Instructions to follow:
Please find how many lines of the data contain the string "highlight", and respond with that number only.
/---
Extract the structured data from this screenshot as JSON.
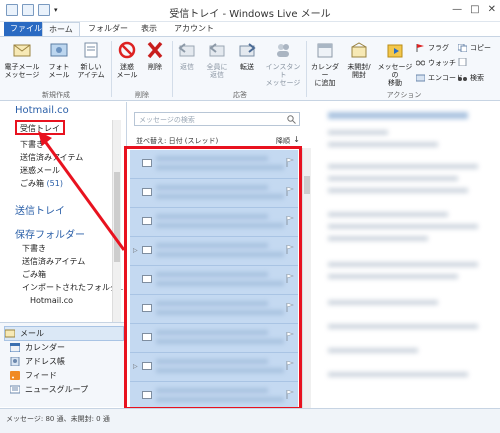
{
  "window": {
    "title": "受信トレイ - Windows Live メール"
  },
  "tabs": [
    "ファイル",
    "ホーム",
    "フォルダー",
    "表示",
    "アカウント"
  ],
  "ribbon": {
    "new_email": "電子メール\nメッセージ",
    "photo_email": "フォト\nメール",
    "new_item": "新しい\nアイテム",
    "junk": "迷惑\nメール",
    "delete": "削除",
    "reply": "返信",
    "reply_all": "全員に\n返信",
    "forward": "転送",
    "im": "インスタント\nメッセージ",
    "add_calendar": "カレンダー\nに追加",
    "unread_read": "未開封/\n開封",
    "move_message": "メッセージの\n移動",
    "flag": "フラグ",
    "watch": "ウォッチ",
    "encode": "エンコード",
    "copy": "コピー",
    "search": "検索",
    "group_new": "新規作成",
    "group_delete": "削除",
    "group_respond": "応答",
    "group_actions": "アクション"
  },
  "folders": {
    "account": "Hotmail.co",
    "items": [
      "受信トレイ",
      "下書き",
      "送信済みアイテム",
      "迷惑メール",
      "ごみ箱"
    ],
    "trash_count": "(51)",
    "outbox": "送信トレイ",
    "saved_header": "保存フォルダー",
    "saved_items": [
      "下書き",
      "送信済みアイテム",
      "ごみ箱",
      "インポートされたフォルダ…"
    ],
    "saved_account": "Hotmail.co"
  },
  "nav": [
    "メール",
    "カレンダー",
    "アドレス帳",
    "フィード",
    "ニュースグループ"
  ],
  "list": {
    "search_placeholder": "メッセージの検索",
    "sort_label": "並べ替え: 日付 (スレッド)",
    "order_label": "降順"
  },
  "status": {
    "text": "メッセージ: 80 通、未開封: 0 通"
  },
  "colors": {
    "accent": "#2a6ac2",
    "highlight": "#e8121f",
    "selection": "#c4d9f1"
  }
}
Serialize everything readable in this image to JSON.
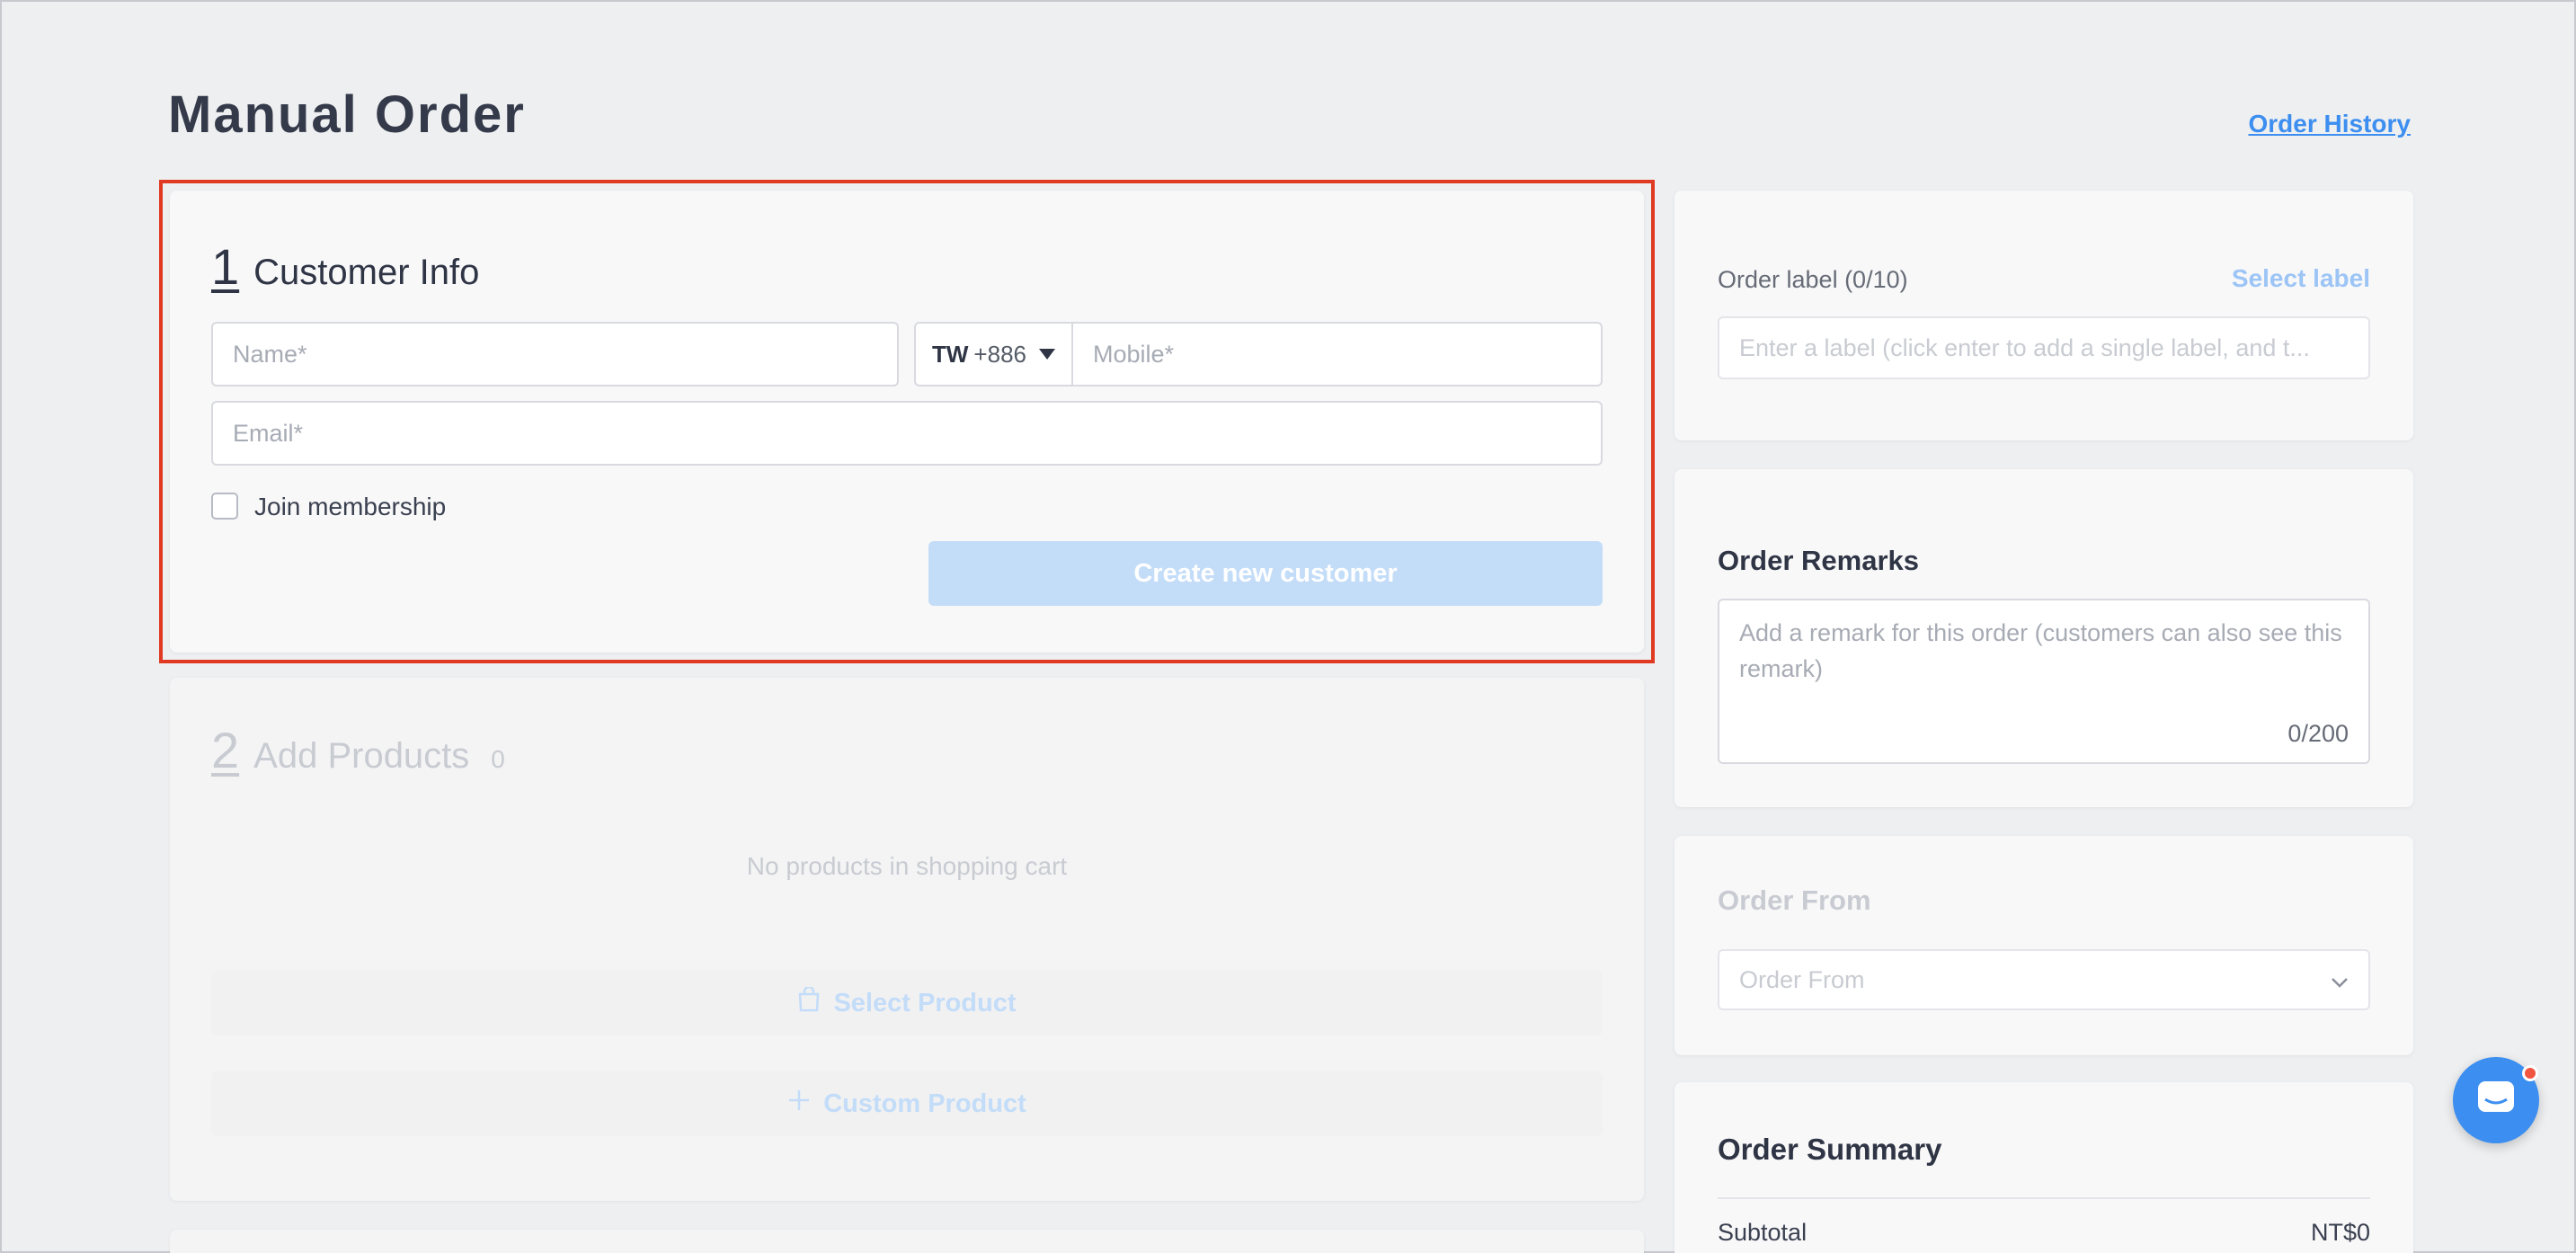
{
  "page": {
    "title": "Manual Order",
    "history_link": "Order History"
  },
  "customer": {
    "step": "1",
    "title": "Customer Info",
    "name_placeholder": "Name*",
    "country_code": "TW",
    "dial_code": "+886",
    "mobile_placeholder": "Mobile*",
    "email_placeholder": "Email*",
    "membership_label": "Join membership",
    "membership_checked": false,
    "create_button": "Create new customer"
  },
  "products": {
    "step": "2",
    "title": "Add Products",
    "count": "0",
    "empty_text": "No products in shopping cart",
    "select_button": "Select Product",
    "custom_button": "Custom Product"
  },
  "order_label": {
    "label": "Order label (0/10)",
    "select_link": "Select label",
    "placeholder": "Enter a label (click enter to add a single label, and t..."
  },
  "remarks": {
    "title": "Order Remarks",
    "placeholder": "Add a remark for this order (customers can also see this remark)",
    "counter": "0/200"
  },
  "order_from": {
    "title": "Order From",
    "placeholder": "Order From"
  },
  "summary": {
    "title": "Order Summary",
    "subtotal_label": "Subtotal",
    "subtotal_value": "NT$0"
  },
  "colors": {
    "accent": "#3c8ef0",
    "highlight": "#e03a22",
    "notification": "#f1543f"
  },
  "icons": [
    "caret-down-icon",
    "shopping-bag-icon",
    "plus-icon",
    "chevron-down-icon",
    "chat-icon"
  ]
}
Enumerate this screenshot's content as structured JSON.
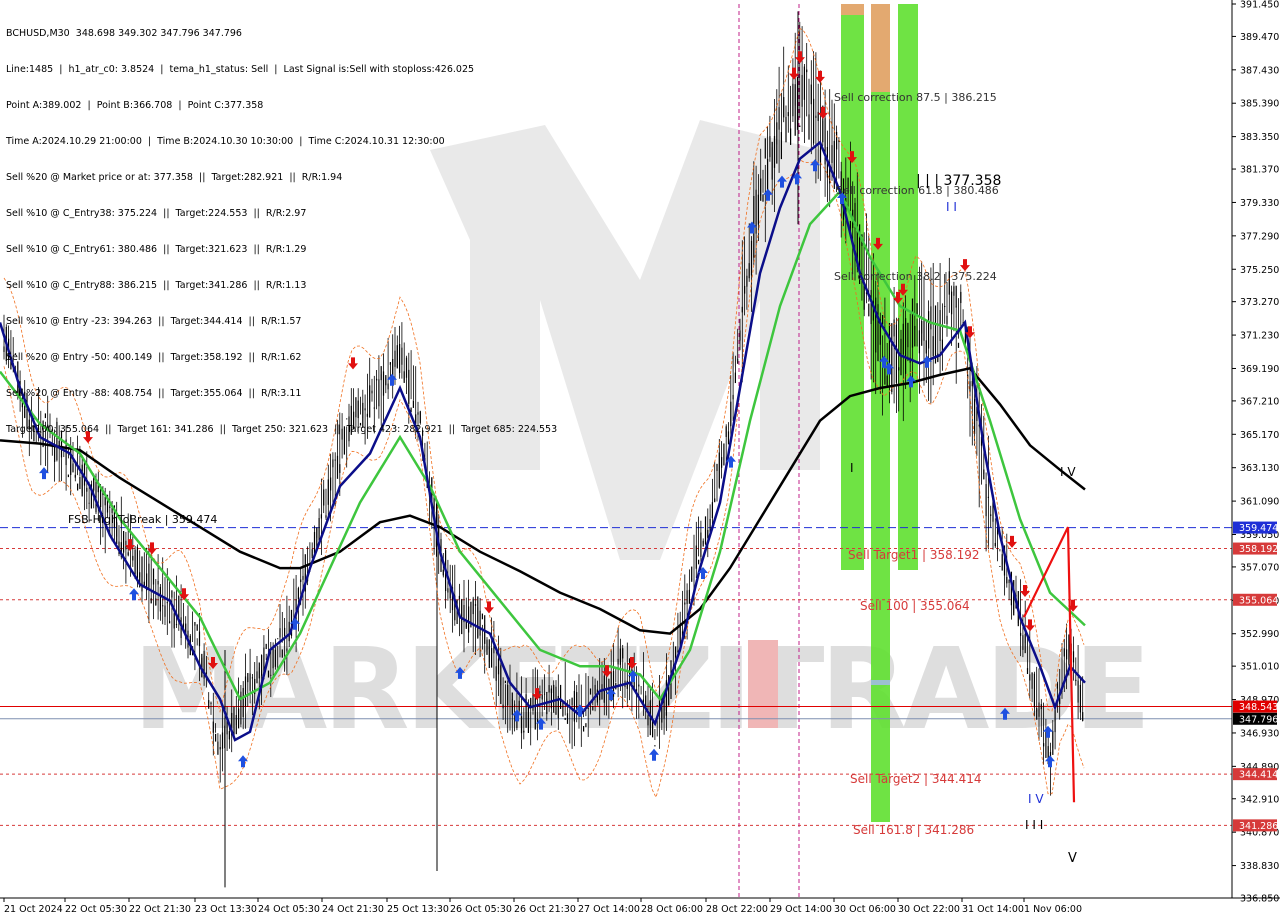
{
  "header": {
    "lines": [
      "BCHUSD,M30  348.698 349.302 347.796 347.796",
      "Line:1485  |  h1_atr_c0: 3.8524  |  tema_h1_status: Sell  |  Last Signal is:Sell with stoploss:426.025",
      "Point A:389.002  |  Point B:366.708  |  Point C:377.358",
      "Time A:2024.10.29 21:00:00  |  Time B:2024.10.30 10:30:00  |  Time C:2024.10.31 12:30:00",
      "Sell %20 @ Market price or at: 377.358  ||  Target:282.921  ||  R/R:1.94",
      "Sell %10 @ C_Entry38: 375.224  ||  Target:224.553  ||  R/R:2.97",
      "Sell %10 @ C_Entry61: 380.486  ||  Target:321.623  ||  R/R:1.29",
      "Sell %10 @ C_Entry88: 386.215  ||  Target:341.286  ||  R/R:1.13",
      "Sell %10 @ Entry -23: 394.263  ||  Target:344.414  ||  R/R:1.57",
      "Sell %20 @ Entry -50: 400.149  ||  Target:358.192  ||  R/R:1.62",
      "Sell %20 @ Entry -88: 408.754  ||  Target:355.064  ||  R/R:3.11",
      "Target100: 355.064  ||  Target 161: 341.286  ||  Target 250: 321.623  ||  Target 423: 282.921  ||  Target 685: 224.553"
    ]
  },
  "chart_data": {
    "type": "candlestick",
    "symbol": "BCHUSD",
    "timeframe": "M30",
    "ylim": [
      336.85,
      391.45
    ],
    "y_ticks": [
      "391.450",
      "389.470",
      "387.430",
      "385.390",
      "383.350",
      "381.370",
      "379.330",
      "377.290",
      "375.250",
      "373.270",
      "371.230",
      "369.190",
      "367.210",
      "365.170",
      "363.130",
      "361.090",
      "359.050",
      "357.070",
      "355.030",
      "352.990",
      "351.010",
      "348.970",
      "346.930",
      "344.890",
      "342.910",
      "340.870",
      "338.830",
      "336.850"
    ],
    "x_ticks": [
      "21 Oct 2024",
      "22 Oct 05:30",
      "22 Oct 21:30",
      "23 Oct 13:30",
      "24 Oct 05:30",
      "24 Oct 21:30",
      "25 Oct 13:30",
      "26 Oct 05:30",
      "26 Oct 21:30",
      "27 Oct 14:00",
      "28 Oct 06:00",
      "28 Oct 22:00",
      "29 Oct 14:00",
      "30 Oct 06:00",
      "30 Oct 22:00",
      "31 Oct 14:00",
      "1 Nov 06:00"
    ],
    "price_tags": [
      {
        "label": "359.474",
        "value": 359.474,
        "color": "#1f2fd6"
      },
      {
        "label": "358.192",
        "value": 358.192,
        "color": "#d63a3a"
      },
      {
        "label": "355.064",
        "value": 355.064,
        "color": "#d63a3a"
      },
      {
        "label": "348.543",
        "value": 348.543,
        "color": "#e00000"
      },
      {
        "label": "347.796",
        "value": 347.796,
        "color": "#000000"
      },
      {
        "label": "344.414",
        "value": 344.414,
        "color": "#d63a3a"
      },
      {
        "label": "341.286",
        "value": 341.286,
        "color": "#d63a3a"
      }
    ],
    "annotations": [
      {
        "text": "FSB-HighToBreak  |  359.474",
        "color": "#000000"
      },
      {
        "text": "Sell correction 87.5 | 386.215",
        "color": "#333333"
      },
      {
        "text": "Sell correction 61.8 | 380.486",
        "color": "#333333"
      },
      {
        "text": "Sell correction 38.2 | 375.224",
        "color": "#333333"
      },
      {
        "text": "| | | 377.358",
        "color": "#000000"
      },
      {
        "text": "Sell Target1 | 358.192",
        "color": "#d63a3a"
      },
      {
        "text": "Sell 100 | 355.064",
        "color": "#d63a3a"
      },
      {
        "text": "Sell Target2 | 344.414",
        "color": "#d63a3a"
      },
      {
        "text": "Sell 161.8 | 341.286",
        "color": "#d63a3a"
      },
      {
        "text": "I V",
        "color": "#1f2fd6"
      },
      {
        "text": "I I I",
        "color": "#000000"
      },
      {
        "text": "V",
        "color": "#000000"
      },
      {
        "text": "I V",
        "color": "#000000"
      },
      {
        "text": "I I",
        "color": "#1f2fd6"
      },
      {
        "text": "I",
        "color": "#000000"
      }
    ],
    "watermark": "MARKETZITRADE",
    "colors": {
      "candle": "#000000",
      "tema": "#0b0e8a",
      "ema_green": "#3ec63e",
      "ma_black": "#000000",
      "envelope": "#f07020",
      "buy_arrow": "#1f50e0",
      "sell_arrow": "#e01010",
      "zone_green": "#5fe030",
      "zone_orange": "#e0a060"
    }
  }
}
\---
Problem solution:
2